Fundamental Analysis

Dictionary Says

Definition of 'Fundamental Analysis'


A method of evaluating a security that entails attempting to measure its intrinsic value by examining related economic, financial and other qualitative and quantitative factors. Fundamental analysts attempt to study everything that can affect the security's value, including macroeconomic factors (like the overall economy and industry conditions) and company-specific factors (like financial condition and management).

The end goal of performing fundamental analysis is to produce a value that an investor can compare with the security's current price, with the aim of figuring out what sort of position to take with that security (underpriced = buy, overpriced = sell or short).

This method of security analysis is considered to be the opposite of technical analysis.

Investopedia Says

Investopedia explains 'Fundamental Analysis'


Fundamental analysis is about using real data to evaluate a security's value. Although most analysts use fundamental analysis to value stocks, this method of valuation can be used for just about any type of security.

For example, an investor can perform fundamental analysis on a bond's value by looking at economic factors, such as interest rates and the overall state of the economy, and information about the bond issuer, such as potential changes in credit ratings.

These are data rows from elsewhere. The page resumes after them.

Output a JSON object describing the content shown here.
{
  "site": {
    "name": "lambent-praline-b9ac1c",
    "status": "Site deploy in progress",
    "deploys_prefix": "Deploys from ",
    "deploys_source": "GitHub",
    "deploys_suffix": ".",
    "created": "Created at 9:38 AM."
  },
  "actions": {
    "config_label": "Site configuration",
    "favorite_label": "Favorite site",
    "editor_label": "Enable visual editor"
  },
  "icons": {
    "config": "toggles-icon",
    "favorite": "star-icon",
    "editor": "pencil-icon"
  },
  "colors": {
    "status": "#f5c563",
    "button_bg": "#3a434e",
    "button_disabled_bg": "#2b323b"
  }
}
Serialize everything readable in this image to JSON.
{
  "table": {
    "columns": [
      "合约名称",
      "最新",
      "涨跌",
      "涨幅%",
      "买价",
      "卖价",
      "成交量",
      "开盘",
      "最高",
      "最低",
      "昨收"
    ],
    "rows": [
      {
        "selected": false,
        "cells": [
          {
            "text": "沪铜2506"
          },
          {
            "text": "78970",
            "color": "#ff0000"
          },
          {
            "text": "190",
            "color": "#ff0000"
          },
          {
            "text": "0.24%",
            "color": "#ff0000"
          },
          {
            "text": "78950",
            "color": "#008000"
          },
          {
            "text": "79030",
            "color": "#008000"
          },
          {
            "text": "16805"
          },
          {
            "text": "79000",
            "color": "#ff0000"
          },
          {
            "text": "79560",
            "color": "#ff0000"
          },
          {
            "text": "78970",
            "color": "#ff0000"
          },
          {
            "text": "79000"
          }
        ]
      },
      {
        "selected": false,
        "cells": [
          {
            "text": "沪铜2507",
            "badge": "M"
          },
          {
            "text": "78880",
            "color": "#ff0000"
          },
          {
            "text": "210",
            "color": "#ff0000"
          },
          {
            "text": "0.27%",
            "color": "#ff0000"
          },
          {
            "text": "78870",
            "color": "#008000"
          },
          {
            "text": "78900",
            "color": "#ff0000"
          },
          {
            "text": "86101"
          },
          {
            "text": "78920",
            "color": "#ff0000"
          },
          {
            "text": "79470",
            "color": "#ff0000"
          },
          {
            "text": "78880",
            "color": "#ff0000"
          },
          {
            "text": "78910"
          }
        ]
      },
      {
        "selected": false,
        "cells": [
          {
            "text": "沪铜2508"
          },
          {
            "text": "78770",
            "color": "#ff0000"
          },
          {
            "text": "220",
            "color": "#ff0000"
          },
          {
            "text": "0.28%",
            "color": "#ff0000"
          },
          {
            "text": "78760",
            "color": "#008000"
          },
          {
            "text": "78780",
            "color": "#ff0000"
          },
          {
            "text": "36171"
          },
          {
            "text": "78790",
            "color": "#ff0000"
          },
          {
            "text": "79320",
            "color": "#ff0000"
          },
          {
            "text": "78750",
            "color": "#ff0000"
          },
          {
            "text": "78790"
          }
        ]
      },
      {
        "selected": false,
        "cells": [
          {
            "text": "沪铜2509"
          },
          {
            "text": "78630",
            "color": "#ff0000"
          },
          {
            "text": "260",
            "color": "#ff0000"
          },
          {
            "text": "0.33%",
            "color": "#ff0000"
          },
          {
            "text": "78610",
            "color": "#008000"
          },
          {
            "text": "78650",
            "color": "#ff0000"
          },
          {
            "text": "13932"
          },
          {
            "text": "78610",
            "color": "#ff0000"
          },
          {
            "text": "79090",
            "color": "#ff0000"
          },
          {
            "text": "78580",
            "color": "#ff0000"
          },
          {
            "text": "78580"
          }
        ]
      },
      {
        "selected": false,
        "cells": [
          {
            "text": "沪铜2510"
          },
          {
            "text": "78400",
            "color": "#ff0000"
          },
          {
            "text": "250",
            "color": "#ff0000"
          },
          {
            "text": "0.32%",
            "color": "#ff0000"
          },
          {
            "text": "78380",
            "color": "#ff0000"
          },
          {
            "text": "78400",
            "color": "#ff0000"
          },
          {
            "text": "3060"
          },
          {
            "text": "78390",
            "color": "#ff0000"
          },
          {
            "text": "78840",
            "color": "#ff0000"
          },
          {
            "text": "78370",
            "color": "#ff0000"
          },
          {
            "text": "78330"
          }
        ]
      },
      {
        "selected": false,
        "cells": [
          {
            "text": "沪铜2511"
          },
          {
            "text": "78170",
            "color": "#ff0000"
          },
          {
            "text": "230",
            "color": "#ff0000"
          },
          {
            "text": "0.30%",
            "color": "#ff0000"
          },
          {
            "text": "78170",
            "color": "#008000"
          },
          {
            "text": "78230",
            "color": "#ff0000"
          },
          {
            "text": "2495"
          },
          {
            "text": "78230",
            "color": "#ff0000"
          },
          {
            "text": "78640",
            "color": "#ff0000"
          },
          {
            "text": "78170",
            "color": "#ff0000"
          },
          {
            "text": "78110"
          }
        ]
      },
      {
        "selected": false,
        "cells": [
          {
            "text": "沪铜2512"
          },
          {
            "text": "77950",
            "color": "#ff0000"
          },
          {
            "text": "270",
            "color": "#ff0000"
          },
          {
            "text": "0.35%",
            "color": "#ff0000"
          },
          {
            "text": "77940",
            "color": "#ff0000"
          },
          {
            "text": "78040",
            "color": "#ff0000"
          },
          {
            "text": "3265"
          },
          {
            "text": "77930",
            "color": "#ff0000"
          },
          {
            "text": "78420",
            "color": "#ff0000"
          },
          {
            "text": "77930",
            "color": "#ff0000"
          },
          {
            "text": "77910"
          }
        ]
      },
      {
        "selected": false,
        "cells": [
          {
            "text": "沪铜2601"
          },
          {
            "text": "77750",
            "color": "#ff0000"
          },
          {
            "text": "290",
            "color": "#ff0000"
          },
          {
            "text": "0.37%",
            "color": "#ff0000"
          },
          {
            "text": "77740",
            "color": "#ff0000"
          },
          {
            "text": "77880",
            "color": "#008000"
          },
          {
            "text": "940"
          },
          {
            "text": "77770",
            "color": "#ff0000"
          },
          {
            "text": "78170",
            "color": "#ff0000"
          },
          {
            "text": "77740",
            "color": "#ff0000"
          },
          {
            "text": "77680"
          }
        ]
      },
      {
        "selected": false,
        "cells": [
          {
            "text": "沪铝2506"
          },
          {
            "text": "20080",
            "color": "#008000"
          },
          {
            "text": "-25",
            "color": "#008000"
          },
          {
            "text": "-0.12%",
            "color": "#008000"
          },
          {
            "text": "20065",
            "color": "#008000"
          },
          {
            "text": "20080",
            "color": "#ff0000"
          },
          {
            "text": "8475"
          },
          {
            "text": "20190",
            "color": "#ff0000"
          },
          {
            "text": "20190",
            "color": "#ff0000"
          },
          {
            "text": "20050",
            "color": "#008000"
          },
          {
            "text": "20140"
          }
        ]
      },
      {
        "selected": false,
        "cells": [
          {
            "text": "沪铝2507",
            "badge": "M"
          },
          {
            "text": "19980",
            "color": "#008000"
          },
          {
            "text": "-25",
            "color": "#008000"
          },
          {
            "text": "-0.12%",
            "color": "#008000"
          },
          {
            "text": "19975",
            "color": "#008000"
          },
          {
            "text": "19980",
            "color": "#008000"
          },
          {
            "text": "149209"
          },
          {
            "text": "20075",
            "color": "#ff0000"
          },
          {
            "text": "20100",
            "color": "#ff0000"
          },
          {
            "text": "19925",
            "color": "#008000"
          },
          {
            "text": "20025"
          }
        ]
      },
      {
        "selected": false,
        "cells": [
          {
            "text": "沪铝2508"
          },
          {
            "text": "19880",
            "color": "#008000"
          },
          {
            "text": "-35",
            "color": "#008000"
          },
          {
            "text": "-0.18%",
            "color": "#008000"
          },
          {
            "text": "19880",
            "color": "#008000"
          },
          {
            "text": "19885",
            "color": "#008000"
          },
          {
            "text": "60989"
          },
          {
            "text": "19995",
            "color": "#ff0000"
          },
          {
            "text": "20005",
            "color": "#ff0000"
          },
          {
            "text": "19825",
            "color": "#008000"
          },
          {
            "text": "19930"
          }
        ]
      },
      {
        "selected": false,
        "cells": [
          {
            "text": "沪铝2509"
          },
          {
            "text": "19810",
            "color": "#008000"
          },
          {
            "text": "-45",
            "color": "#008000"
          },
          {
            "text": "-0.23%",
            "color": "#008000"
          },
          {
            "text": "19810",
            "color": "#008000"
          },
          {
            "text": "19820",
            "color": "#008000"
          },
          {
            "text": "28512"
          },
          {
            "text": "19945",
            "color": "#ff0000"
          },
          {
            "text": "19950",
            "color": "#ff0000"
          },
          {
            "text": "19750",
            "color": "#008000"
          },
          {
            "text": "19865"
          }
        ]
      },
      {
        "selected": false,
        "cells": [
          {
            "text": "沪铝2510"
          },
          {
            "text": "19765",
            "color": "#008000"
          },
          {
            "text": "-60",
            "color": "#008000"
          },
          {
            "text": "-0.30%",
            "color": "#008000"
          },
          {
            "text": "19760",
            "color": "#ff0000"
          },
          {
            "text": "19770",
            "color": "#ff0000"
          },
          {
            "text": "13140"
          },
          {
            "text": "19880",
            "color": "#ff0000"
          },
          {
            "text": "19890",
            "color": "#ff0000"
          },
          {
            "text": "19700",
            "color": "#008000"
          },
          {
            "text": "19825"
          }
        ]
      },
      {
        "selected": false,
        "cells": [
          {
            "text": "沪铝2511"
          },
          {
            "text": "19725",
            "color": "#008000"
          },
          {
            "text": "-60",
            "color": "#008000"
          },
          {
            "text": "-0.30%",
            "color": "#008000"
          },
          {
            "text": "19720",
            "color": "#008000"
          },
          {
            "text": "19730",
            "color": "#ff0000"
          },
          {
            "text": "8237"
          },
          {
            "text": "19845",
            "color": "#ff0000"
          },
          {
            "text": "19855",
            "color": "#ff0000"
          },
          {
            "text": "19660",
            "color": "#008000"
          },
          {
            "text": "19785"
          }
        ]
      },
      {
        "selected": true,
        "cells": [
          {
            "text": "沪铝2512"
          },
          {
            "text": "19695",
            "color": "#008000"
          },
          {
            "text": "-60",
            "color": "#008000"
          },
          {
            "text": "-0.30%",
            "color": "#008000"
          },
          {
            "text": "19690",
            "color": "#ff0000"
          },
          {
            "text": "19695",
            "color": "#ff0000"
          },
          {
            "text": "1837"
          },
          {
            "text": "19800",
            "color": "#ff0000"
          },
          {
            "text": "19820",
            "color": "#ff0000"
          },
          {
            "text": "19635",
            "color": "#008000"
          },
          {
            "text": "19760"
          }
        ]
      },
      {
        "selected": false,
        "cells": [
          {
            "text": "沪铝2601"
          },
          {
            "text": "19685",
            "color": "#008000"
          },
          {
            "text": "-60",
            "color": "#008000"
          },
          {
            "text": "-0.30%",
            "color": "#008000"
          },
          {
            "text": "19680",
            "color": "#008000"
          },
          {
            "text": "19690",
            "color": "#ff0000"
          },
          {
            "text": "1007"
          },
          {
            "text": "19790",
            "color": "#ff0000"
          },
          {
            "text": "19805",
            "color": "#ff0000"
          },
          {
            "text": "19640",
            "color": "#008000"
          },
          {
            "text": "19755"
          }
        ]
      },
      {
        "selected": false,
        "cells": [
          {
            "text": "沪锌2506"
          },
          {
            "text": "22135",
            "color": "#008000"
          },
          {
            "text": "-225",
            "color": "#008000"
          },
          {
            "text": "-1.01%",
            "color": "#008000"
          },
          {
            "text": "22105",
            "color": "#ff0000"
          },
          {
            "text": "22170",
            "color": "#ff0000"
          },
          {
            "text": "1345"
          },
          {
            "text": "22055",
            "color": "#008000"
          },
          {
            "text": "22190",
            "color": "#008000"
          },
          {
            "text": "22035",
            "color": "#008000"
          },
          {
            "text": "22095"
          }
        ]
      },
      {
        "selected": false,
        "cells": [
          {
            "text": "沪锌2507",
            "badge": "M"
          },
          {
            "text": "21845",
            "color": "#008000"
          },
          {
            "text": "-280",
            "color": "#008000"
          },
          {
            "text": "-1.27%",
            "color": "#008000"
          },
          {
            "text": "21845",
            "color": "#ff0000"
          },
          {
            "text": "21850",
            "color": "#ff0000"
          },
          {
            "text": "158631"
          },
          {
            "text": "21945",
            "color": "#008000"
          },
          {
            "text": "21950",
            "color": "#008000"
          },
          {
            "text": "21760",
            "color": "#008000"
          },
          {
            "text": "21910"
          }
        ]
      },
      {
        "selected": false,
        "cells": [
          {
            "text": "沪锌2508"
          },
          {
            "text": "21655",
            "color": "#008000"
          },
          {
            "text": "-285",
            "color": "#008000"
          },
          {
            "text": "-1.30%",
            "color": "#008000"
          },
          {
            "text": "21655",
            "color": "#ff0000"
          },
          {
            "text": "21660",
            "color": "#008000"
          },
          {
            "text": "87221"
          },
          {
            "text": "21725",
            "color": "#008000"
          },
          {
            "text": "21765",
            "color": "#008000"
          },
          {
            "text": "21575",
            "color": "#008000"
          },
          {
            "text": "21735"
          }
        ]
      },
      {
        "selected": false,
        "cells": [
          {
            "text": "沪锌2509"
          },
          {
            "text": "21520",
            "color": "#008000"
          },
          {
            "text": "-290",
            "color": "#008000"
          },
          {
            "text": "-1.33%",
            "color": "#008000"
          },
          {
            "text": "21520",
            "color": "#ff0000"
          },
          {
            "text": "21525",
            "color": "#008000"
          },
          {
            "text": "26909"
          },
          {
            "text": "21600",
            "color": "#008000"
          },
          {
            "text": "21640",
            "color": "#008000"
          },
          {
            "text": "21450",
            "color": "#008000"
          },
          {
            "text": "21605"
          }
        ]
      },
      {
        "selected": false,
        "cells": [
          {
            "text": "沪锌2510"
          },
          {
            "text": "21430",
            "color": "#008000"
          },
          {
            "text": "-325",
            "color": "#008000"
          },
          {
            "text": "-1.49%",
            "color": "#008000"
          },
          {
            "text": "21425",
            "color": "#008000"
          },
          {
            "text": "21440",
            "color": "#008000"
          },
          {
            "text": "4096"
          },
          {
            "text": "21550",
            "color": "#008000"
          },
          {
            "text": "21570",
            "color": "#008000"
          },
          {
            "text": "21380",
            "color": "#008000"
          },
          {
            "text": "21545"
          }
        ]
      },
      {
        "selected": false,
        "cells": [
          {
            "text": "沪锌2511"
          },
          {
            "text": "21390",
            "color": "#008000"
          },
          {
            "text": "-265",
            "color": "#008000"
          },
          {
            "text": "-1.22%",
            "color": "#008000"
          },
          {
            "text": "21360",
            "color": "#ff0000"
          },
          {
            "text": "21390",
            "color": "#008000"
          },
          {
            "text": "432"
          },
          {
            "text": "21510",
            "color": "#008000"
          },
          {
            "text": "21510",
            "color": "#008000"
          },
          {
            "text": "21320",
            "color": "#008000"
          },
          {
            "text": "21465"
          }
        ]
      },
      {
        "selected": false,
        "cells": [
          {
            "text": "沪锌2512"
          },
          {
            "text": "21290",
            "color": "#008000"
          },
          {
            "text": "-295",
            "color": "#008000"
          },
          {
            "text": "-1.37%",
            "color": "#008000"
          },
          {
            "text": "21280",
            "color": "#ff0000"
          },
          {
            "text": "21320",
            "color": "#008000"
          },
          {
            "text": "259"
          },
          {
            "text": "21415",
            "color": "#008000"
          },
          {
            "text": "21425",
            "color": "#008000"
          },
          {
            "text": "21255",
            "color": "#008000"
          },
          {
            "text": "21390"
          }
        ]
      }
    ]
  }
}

For assessing stocks, this method uses revenues, earnings, future growth, return on equity, profit margins and other data to determine a company's underlying value and potential for future growth. In terms of stocks, fundamental analysis focuses on the financial statements of the company being evaluated.

One of the most famous and successful fundamental analysts is the Oracle of Omaha, Warren Buffett, who is well known for successfully employing fundamental analysis to pick securities. His abilities have turned him into a billionaire.

Related Video for 'Fundamental Analysis'

comments powered by Disqus
Hot Definitions
  1. Closed-End Fund

    A closed-end fund is a publicly traded investment company that raises a fixed amount of capital through an initial public offering (IPO). The fund is then structured, listed and traded like a stock on a stock exchange.
  2. Payday Loan

    A type of short-term borrowing where an individual borrows a small amount at a very high rate of interest. The borrower typically writes a post-dated personal check in the amount they wish to borrow plus a fee in exchange for cash.
  3. Securitization

    The process through which an issuer creates a financial instrument by combining other financial assets and then marketing different tiers of the repackaged instruments to investors.
  4. Economic Forecasting

    The process of attempting to predict the future condition of the economy. This involves the use of statistical models utilizing variables sometimes called indicators.
  5. Chicago Mercantile Exchange - CME

    The world's second-largest exchange for futures and options on futures and the largest in the U.S. Trading involves mostly futures on interest rates, currency, equities, stock indices and agricultural products.
  6. Private Equity

    Equity capital that is not quoted on a public exchange. Private equity consists of investors and funds that make investments directly into private companies or conduct buyouts of public companies that result in a delisting of public equity.
Trading Center